(Stored entries)
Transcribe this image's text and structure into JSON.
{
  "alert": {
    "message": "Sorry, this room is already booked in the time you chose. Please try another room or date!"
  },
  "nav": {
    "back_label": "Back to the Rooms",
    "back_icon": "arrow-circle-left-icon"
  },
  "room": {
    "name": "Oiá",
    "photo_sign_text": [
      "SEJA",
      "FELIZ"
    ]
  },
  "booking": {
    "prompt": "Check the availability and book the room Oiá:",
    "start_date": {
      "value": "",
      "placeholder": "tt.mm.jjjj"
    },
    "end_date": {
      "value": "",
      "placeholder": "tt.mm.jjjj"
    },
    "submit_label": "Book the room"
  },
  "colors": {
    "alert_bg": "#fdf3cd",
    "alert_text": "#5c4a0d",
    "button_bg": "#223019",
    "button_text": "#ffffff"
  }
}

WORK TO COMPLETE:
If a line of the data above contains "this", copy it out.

EXERCISE SOLUTION:
Transcribe this image's text and structure into JSON.
    "message": "Sorry, this room is already booked in the time you chose. Please try another room or date!"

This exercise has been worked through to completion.